As the calendar turned from 2018 over to 2019, I realized that I was entering my eleventh year as a cyclist. I began to think back upon all of my “firsts” and what I had learned through the thousands of miles ridden in my first decade of cycling.
In 2008 I bought my first road bike and rekindled a love of bikes that had been absent since I was about thirteen years old. I reentered the world of cycling with minimal knowledge of bikes or the true nature of the sport. When I first walked into a bike shop, I had never even heard of brands like Specialized, Giant, or Cervelo. I remember my dad and I asking our bike shop owner, as he sold us our first road bikes, why the bikes didn’t come with kickstands and if we could get them put on. I’m sure he found that question quite amusing, but he didn’t let on to that fact.
I remember my first experience with clipless pedals. I rolled my bike to the bottom of the driveway, grabbed onto my parent’s mailbox, clipped both feet in and then hung onto that mailbox for dear life, wondering what to do next. For some reason it didn’t occur to me that maybe I should just clip one foot in, start pedaling, and worry about clipping the other foot in later.

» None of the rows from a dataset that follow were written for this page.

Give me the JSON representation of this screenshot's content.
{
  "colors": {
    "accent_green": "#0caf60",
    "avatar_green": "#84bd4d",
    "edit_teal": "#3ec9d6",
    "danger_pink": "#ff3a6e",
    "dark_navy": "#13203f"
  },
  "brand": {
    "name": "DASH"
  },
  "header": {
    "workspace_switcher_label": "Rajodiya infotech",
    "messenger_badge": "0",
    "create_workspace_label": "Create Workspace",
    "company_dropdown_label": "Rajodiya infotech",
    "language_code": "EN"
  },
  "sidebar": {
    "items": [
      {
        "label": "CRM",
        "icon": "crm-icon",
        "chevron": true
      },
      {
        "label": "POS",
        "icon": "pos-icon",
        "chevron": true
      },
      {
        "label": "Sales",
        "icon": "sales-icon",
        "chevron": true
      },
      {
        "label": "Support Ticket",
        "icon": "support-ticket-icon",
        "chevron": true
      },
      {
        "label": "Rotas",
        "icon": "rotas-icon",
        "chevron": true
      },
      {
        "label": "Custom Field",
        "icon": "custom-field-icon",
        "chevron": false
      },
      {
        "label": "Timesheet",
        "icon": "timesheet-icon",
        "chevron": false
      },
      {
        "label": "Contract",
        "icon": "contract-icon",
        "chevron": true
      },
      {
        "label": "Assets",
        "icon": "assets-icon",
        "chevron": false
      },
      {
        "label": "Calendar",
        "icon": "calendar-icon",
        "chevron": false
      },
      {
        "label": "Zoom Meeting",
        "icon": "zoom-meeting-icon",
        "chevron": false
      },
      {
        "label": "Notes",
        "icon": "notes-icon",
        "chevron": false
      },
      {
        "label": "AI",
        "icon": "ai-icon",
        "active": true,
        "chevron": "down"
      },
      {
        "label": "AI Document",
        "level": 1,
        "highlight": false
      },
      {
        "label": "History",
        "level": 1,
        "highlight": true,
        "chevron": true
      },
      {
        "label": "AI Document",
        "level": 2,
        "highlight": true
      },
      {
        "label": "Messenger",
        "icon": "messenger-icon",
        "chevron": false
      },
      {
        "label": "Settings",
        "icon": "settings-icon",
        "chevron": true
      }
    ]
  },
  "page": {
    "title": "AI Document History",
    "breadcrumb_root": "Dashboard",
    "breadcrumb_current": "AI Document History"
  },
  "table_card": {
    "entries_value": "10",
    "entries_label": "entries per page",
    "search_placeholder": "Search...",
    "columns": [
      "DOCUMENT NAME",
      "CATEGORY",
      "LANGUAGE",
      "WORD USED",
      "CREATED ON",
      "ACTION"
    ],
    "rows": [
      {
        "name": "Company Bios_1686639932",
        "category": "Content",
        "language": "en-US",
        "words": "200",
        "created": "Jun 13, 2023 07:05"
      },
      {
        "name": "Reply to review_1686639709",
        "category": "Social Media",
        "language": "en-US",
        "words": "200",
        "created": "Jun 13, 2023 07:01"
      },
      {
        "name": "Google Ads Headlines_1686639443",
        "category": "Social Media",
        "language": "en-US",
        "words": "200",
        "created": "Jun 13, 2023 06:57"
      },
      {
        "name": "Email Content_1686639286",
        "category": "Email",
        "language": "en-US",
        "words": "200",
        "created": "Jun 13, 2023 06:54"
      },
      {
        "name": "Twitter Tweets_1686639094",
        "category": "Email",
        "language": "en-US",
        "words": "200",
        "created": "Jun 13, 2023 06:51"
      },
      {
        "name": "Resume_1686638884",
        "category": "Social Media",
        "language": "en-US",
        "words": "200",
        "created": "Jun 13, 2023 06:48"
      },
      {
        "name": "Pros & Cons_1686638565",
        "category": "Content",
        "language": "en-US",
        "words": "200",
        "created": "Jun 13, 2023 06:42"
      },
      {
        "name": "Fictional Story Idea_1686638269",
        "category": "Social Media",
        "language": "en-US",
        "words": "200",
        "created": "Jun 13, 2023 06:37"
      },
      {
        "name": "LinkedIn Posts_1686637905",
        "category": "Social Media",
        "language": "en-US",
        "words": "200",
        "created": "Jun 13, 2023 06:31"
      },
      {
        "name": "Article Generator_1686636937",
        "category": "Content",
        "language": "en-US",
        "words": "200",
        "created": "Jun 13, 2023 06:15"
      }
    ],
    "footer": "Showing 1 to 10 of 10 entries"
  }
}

I reminisced about my first “real” bike ride. It was a relatively flat twenty-five miles which seemed to take hours upon hours and by the end of which I flopped on the kitchen floor and didn’t get up again for a good five to ten minutes due to sheer exhaustion.
In 2009 I competed in my first triathlon. I thought I had trained sufficiently, but I was in over my head, almost literally. It was May and the water was so cold that it took my breath away. I somehow flailed, and dog paddled my way through the half mile swim leg, reached the transition and then developed a bad cramp in my calf as I tried to pull my wetsuit off. Feeling tired and frustrated I almost quit right then and there, but some words of encouragement from my dad, standing outside the transition area, convinced me to continue on. I finished the race and then swore that I never wanted to do a triathlon again. In spite of that first tough race, I continued on to compete in over fifty other triathlons, including half iron man races and national championships.
In 2011 I rode my first century. The day was blazingly hot and the ride was incredibly hilly, but it is still one of my fondest cycling memories. I never would have imagined after that first twenty five mile bike ride that a mere three years later, I would be out riding four times that distance on vastly more challenging terrain.
In the fall of 2012 I decided to make an effort to get more strong women together to ride. There were a few beginner women’s rides out there, but none that were aimed at more intermediate to advanced female riders. Through Strava I started to connect with stronger and more experienced local female cyclists and began to organize rides. The first couple of rides were small, with only four or five riders, but slowly they began to grow. Since then I have led rides of all different sizes and levels, on and off the road, and have met so many wonderful women who share my love of riding.
In 2013 I entered my first bike races; the first if which was a time trial. I was pretty clueless about TTs and as a result I didn’t warm up enough and then almost fell into the timing clock when released at the held start. Later that summer I entered my first road race. Without any real experience or guidance I did entirely too much work dragging riders from other teams around, but had a lot of fun doing it.
In 2015 I decided to give mountain biking a try. At first, I pretty much fell in to the dirt every ten minutes or so and walked the bike significantly more than I actually rode it. I quickly learned that mountain biking was much more about confidence and skill as compared to riding on the smooth pavement of the road. While even now I am far from being a pro in the woods, I am learning and improving every week, thanks, in part, to becoming a coach for our wonderful NICA youth team.. The fearlessness of the kids on our team inspires me and motivates me to want to be a better mountain biker.
I went from having one bike to having five for all different aspects of the sport.
I have ridden in the extreme heat, the extreme cold and even through an entire pregnancy. I have met tons of new people from all different walks of life, all with the same passion for the sport of cycling.
I still have so much more to learn and many more miles to ride, but I feel like I have come a long way from being the scared girl, hanging onto that mailbox with her feet clipped in, wondering why her bike didn’t have a kickstand.